Prospects for prevention of Salmonella infection in children through vaccination.
McGregor AC., Waddington CS., Pollard AJ.

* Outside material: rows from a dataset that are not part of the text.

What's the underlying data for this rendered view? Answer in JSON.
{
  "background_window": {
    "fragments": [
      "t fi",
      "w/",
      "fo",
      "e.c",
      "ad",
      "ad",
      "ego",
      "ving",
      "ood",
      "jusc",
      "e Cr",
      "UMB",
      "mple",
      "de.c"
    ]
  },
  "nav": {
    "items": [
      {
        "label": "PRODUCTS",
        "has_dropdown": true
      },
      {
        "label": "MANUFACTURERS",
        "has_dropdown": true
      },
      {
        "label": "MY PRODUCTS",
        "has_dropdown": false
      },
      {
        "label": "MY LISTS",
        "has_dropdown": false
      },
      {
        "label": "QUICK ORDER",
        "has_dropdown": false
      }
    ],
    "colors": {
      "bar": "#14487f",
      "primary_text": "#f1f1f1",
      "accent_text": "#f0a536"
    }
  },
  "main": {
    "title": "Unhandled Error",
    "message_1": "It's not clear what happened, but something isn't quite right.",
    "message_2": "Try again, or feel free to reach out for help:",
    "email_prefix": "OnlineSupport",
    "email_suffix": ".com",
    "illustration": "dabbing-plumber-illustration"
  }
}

PURPOSE OF REVIEW: Strains of Salmonella enterica subsp. enterica are amongst the most commonly identified invasive bacterial pathogens in resource-poor settings, and cause significant mortality, particularly in children. In this study we review recent progress in the development of vaccines against S. Typhi, S. Paratyphi and nontyphoidal Salmonella for children. RECENT FINDINGS: Typhoid remains common and S. Paratyphi A is increasingly recognized as a cause of enteric fever in Asia. In rural Africa, nontyphoidal salmonellae are among the most common invasive bacterial infections, although S. Typhi predominates in some urban centres. Licensed vaccines against typhoid have moderate but useful efficacy but neither of the two available vaccines can be used in infants. Although Ty21a may afford some cross-protection against S. Paratyphi B, there are no vaccines that specifically target paratyphoid or any nontyphoidal Salmonella. Several live attenuated vaccines are under development and may offer some advantages over Ty21a. Vi-conjugate vaccines should offer children excellent protection from typhoid once licensed. SUMMARY: There are few effective vaccines against Salmonella sp. and those that do exist target only one serovar, S. Typhi. Research is urgently needed to combat emerging agents of enteric fever such as S. Paratyphi A as well as nontyphoidal serovars, which commonly cause invasive disease in Africa.